Fuel type: all except hydrogen, electric
Fines: 90 - 2.180 €
Area/extension of the environmental zone: Highway A12 inside the valley close to Innsbruck, both ways, between the area of the town of Langkampfen and the area of the town of Zirl.
Special features: Until 01.01.2023, loading and unloading is permitted within the environmental zone for Euronorm 5.
Contact of the environmental zone and exceptions: Information currently unavailable
Exemptions: Information currently unavailable
Do I need stickers or registrations?
How do I recognize the low emission zone?
Are there other low emission zones in Austria?
Austria has a total of 8 different environmental zones. These are divided into normal environmental zones and noise protection zones: Außerfern, Burgenland, Linz, Lower Austria, Upper Austria, Styria, Tyrol, Vienna.
In our Green Zones App we have gathered together all the low emission zones in Europe and presented them clearly.
Good to know...
All current driving bans and further information are available in our Green-Zones App.
Since Berlin's Friedrichstraße was closed to car traffic, the air quality in the street and the surrounding area has improved significantly. German Environmental Aid is therefore calling for more car-free zones in other cities and areas as well. However, the reason for the improvement could also be the pandemic.
Company cars in Germany still run on diesel and petrol far too often, putting the brakes on climate policy. A full 87% of new company cars have a combustion engine. The fleet urgently needs to be redesigned to save CO2.
Cheap, fast and easy. That's how Germans like their mobility. Many don't care whether it is also good for the climate. So although many citizens are calling for more climate protection, they don't want to start with their own cars.
Eco-lanes and free parking in city centres: Bavaria's cities are to become more attractive for e-cars. There are to be no car-free zones, strict environmental zones or a speed limit on Bavaria's motorways, although this could have a lot of effect.
Even the newest vehicles and those with electric drives need a green environmental sticker in Germany. We are often asked why this is the case. E-cars registered in Germany have the letter "E" at the end of the number plate and are thus directly recognisable as electric vehicles. Isn't that enough? The answer: unfortunately, no!
Spain is getting serious in the fight against combustion cars. A new law requires cities with over 50,000 inhabitants to introduce environmental zones. About 150 cities are affected. In addition, taxes on diesel and petrol vehicles and tolls on motorways are to make driving more difficult for Spaniards.

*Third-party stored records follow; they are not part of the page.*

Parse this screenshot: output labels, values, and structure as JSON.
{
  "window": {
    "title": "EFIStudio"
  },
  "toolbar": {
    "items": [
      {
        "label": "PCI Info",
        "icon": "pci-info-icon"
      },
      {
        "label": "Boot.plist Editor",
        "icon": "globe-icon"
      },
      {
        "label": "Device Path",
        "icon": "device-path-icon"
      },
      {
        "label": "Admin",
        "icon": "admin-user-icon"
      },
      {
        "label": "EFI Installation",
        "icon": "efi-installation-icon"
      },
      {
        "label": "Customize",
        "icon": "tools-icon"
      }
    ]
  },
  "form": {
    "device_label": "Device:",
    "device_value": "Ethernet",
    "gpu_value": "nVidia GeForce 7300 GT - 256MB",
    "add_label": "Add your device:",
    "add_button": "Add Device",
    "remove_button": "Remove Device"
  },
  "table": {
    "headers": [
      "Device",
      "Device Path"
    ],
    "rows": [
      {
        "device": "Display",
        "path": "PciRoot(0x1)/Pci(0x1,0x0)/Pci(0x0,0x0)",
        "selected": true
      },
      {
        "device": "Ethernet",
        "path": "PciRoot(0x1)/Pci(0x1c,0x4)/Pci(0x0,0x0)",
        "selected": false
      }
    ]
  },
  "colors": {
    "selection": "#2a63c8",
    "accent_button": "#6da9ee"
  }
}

German experts are calling for a complete reorganisation of German traffic law in order to make tomorrow's mobility more climate-friendly and safer. Only a uniform law that specifically anchors environmental and climate protection can achieve the newly formulated climate goals of the federal government in the transport sector.

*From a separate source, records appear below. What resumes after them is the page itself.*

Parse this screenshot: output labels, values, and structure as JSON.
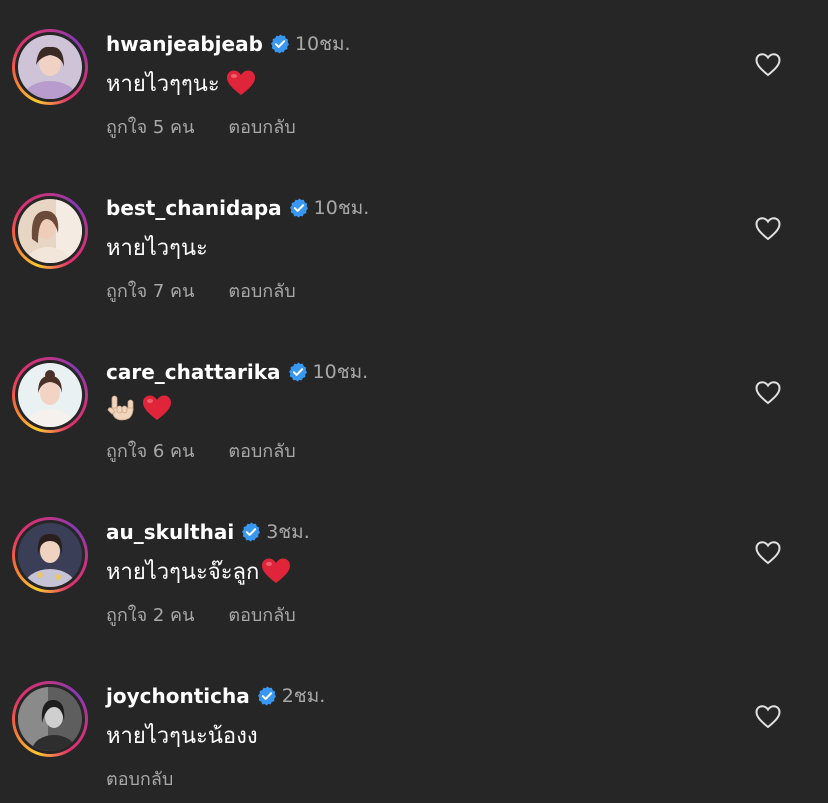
{
  "comments": [
    {
      "username": "hwanjeabjeab",
      "time": "10ชม.",
      "text": "หายไวๆๆนะ",
      "has_heart": true,
      "likes": "ถูกใจ 5 คน",
      "reply": "ตอบกลับ"
    },
    {
      "username": "best_chanidapa",
      "time": "10ชม.",
      "text": "หายไวๆนะ",
      "has_heart": false,
      "likes": "ถูกใจ 7 คน",
      "reply": "ตอบกลับ"
    },
    {
      "username": "care_chattarika",
      "time": "10ชม.",
      "text": "",
      "has_heart": true,
      "likes": "ถูกใจ 6 คน",
      "reply": "ตอบกลับ"
    },
    {
      "username": "au_skulthai",
      "time": "3ชม.",
      "text": "หายไวๆนะจ๊ะลูก",
      "has_heart": true,
      "likes": "ถูกใจ 2 คน",
      "reply": "ตอบกลับ"
    },
    {
      "username": "joychonticha",
      "time": "2ชม.",
      "text": "หายไวๆนะน้องง",
      "has_heart": false,
      "likes": "",
      "reply": "ตอบกลับ"
    }
  ],
  "icons": {
    "verified": "verified-badge-icon",
    "like": "heart-outline-icon",
    "heart_emoji": "red-heart-emoji",
    "hand_emoji": "love-you-gesture-emoji"
  },
  "colors": {
    "background": "#262626",
    "secondary_text": "#a8a8a8",
    "verified_blue": "#3897f0",
    "heart_red": "#e0253a"
  }
}
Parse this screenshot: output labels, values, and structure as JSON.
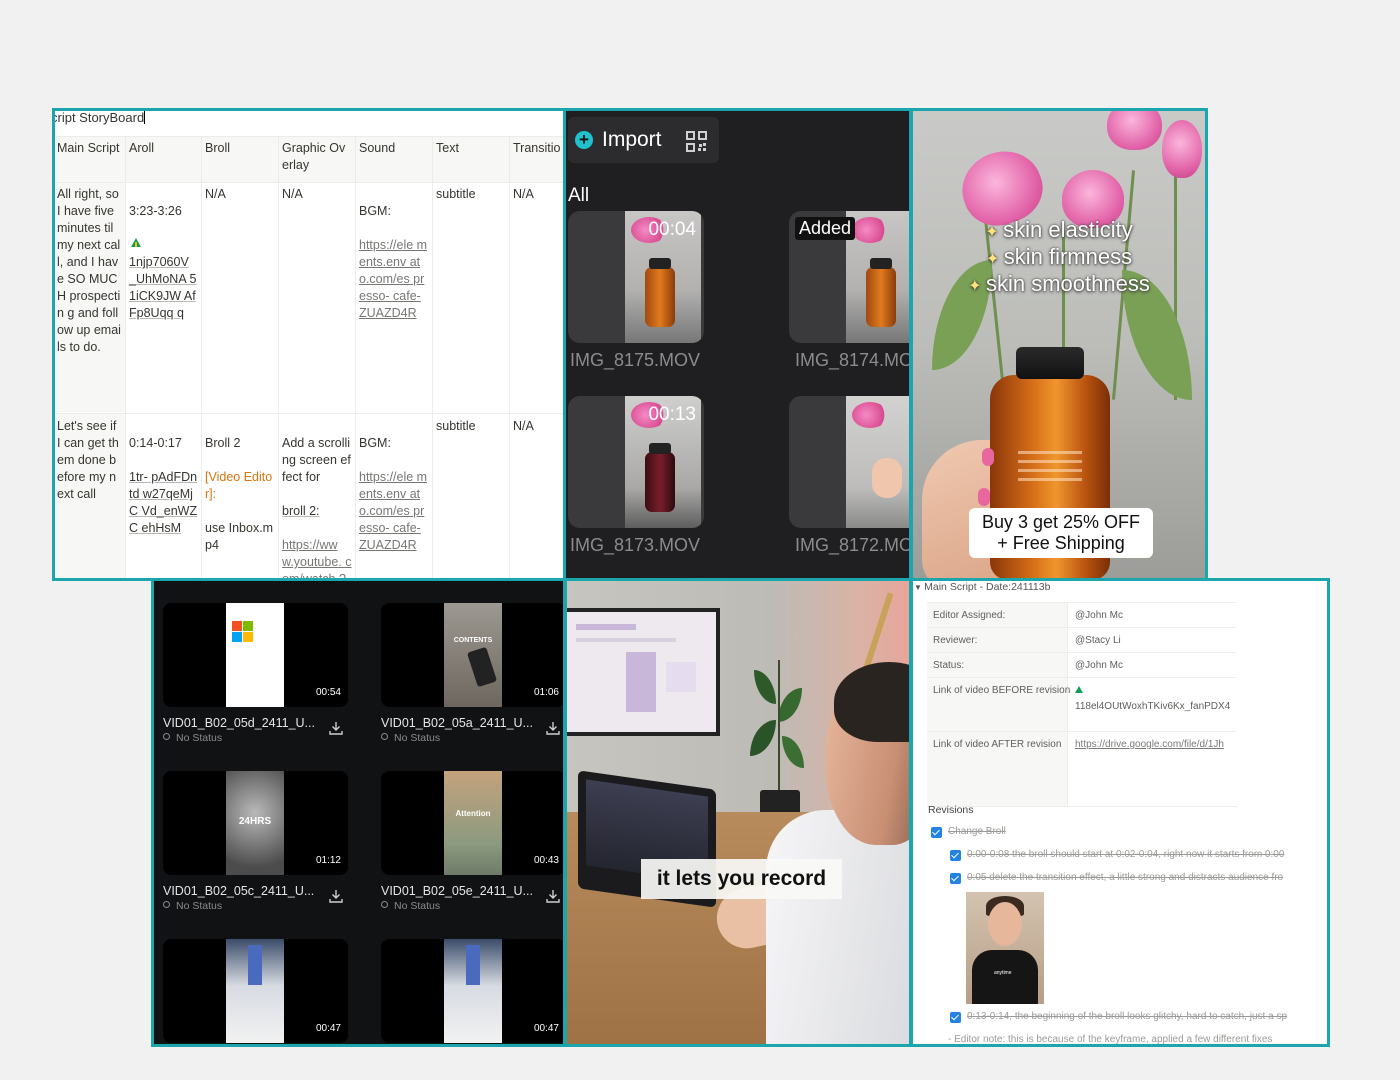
{
  "storyboard": {
    "title": "cript StoryBoard",
    "columns": [
      "Main Script",
      "Aroll",
      "Broll",
      "Graphic Overlay",
      "Sound",
      "Text",
      "Transitio"
    ],
    "rows": [
      {
        "main_script": "All right, so I have five minutes til my next call, and I have SO MUCH prospectin g and follow up emails to do.",
        "aroll": "3:23-3:26",
        "aroll_link": "1njp7060V _UhMoNA 51iCK9JW AfFp8Uqq q",
        "broll": "N/A",
        "graphic": "N/A",
        "sound_label": "BGM:",
        "sound_link": "https://ele ments.env ato.com/es presso- cafe- ZUAZD4R",
        "text": "subtitle",
        "transition": "N/A"
      },
      {
        "main_script": "Let's see if I can get them done before my next call",
        "aroll": "0:14-0:17",
        "aroll_link": "1tr- pAdFDntd w27qeMjC Vd_enWZC ehHsM",
        "broll_a": "Broll 2",
        "broll_b": "[Video Editor]:",
        "broll_c": "use Inbox.mp4",
        "graphic_a": "Add a scrolling screen effect for",
        "graphic_b": "broll 2:",
        "graphic_c": "https://ww w.youtube. com/watch ?",
        "sound_label": "BGM:",
        "sound_link": "https://ele ments.env ato.com/es presso- cafe- ZUAZD4R",
        "text": "subtitle",
        "transition": "N/A"
      }
    ]
  },
  "importer": {
    "import_label": "Import",
    "all_label": "All",
    "added_label": "Added",
    "clips": [
      {
        "duration": "00:04",
        "name": "IMG_8175.MOV"
      },
      {
        "duration": "",
        "name": "IMG_8174.MO"
      },
      {
        "duration": "00:13",
        "name": "IMG_8173.MOV"
      },
      {
        "duration": "",
        "name": "IMG_8172.MO"
      }
    ]
  },
  "ad": {
    "claim_1": "skin elasticity",
    "claim_2": "skin firmness",
    "claim_3": "skin smoothness",
    "offer_1": "Buy 3 get 25% OFF",
    "offer_2": "+ Free Shipping"
  },
  "library": {
    "videos": [
      {
        "title": "VID01_B02_05d_2411_U...",
        "status": "No Status",
        "duration": "00:54",
        "overlay": ""
      },
      {
        "title": "VID01_B02_05a_2411_U...",
        "status": "No Status",
        "duration": "01:06",
        "overlay": "CONTENTS"
      },
      {
        "title": "VID01_B02_05c_2411_U...",
        "status": "No Status",
        "duration": "01:12",
        "overlay": "24HRS"
      },
      {
        "title": "VID01_B02_05e_2411_U...",
        "status": "No Status",
        "duration": "00:43",
        "overlay": "Attention"
      },
      {
        "duration": "00:47"
      },
      {
        "duration": "00:47"
      }
    ]
  },
  "video_frame": {
    "caption": "it lets you record"
  },
  "revision_doc": {
    "section_title": "Main Script - Date:241113b",
    "fields": [
      {
        "key": "Editor Assigned:",
        "value": "@John Mc"
      },
      {
        "key": "Reviewer:",
        "value": "@Stacy Li"
      },
      {
        "key": "Status:",
        "value": "@John Mc"
      },
      {
        "key": "Link of video BEFORE revision",
        "value": "118el4OUtWoxhTKiv6Kx_fanPDX4"
      },
      {
        "key": "Link of video AFTER revision",
        "value": "https://drive.google.com/file/d/1Jh"
      }
    ],
    "revisions_title": "Revisions",
    "parent_item": "Change Broll",
    "items": [
      "0:00-0:08 the broll should start at 0:02-0:04, right now it starts from 0:00",
      "0:05 delete the transition effect, a little strong and distracts audience fro",
      "0:13-0:14, the beginning of the broll looks glitchy, hard to catch, just a sp"
    ],
    "editor_note": "- Editor note: this is because of the keyframe, applied a few different fixes"
  },
  "colors": {
    "frame_accent": "#1ba5ad",
    "import_plus": "#1fc2cc",
    "checkbox_blue": "#2383e2",
    "editor_orange": "#d9730d"
  }
}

Germany is the first country in the world to pass a law for autonomous driving. It is intended to make the roads safer and also more climate-friendly. To implement it, special lanes or entire zones would have to be set up in which the vehicles can travel.
A general definition is quickly found. A sticker is a small haptic plate of any shape and colour and a registration, in contrast, is a process of entering information into a directory or database. But what about environmental stickers and registrations for environmental zones?
In Spain it has just been passed, in France the measure has existed for a long time: 30 km/h speed limit in cities and villages. Speed limits can significantly reduce the number of traffic fatalities and air pollution. The WHO is also in favour of it. In Germany, the idea falls on deaf ears.